The new season picks up months after the last one left off — we’ve skipped over the winter. (How this particular posse survived the cold months fully intact is anybody’s guess, but I’m thankful for missing episode upon episode of Carl shivering around a fire anyway.) The band of survivors — Rick, his estranged and now very pregnant wife, Lori, his son Carl, Carol and Darryl who may or may not end up a rhyming couplet (if you know what I mean), the underdeveloped T-Dog, old guy Hershel, and Glenn — have spent the cold months moving from house to house, never staying in the same place. They’re exhausted and hungry, but not so exhausted and hungry that Rick will let his son eat a perfectly good can of dog food, a ruling that’s supposed to mean he has standards but in context seemed to me like further proof he’s rigid and delusional.
Rick finally figures out a place where the group can hole up safely and indefinitely: a prison. They can lock themselves in and lock the zombies out. In case you missed the metaphor — which, is actually pretty awesome even if it is on-the-nose — in the grotesque new world, freedom can only be found in jail. The group spends the first two episodes clearing out cell blocks, which means, thankfully, there’s no lack of action, zombies, disgusting amputations and Tarantino-esque sword play. (As for Michonne, the eagerly anticipated, sword-wielding heroine, she only gets two scenes in the first two episodes, just enough to make me wonder why she leaves all those heads she decapitates lying around like a trail of immobile, but biting booby traps.)
Sometime in the off-season, both Rick and Carl have decided that they more or less hate Lori, even though at the end of last season, Rick was the one asking for Lori’s forgiveness for killing Shane, her maybe baby-daddy. Months later, the paternity of Lori’s child is a topic that’s not being discussed much. As Rick puts it, in perfect asshole-ese, “You want to talk. Talk to Hershel. I’m doing things.” Carl, meanwhile, has gotten really handy with putting down zombies, though most of his development happens off-camera.

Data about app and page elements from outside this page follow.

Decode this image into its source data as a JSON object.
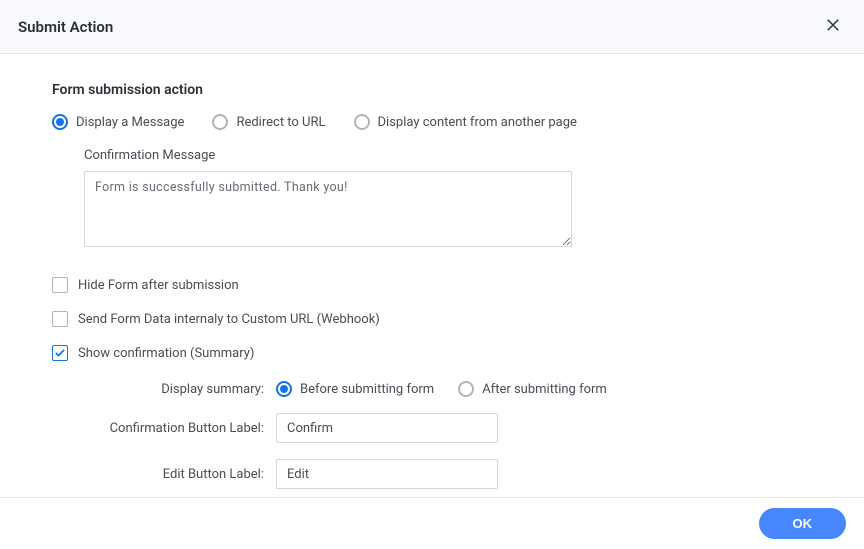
{
  "header": {
    "title": "Submit Action"
  },
  "section": {
    "title": "Form submission action"
  },
  "action_radios": {
    "display_message": "Display a Message",
    "redirect_url": "Redirect to URL",
    "display_content": "Display content from another page"
  },
  "confirmation": {
    "label": "Confirmation Message",
    "value": "Form is successfully submitted. Thank you!"
  },
  "checkboxes": {
    "hide_form": "Hide Form after submission",
    "webhook": "Send Form Data internaly to Custom URL (Webhook)",
    "show_summary": "Show confirmation (Summary)"
  },
  "summary": {
    "display_label": "Display summary:",
    "before": "Before submitting form",
    "after": "After submitting form",
    "confirm_label": "Confirmation Button Label:",
    "confirm_value": "Confirm",
    "edit_label": "Edit Button Label:",
    "edit_value": "Edit"
  },
  "footer": {
    "ok": "OK"
  }
}
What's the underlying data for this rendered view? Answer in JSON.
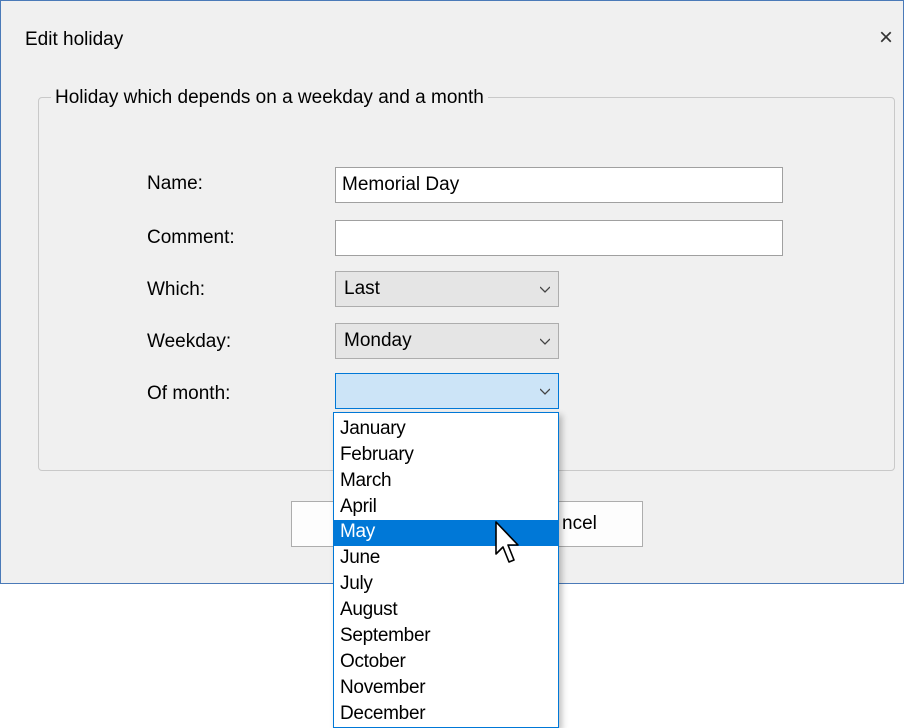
{
  "window": {
    "title": "Edit holiday",
    "close_label": "×"
  },
  "group": {
    "label": "Holiday which depends on a weekday and a month"
  },
  "form": {
    "name_label": "Name:",
    "name_value": "Memorial Day",
    "comment_label": "Comment:",
    "comment_value": "",
    "which_label": "Which:",
    "which_value": "Last",
    "weekday_label": "Weekday:",
    "weekday_value": "Monday",
    "month_label": "Of month:",
    "month_value": ""
  },
  "buttons": {
    "ok_label": "",
    "cancel_label": "ncel"
  },
  "month_options": [
    "January",
    "February",
    "March",
    "April",
    "May",
    "June",
    "July",
    "August",
    "September",
    "October",
    "November",
    "December"
  ],
  "highlighted_option": "May",
  "colors": {
    "accent": "#0078d7",
    "dialog_bg": "#f0f0f0"
  }
}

He’s adapting to his circumstances more fully, and with more bravery and reckless brutality than almost anyone around him, but “The Walking Dead” would rather pay attention to Rick, busy adapting by "heroically" becoming inhumane to everyone he doesn’t know already.
And still there are moments of creepy elegance and elegiac morbidity in “The Walking Dead” that no show on TV can match. Carol, hoping to practice her C-section technique, kills a female zombie to use as a cadaver. Preparing to employ her scalpel, she pulls up the zombie’s dress, revealing an extremely soiled, chaste pair of underwear. These panties are unsettling, grotesque and nearly as poignant as those in “The Sound and the Fury.” This zombie was a person once, a reminder of the past and, if the survivors aren’t lucky, a message from their future.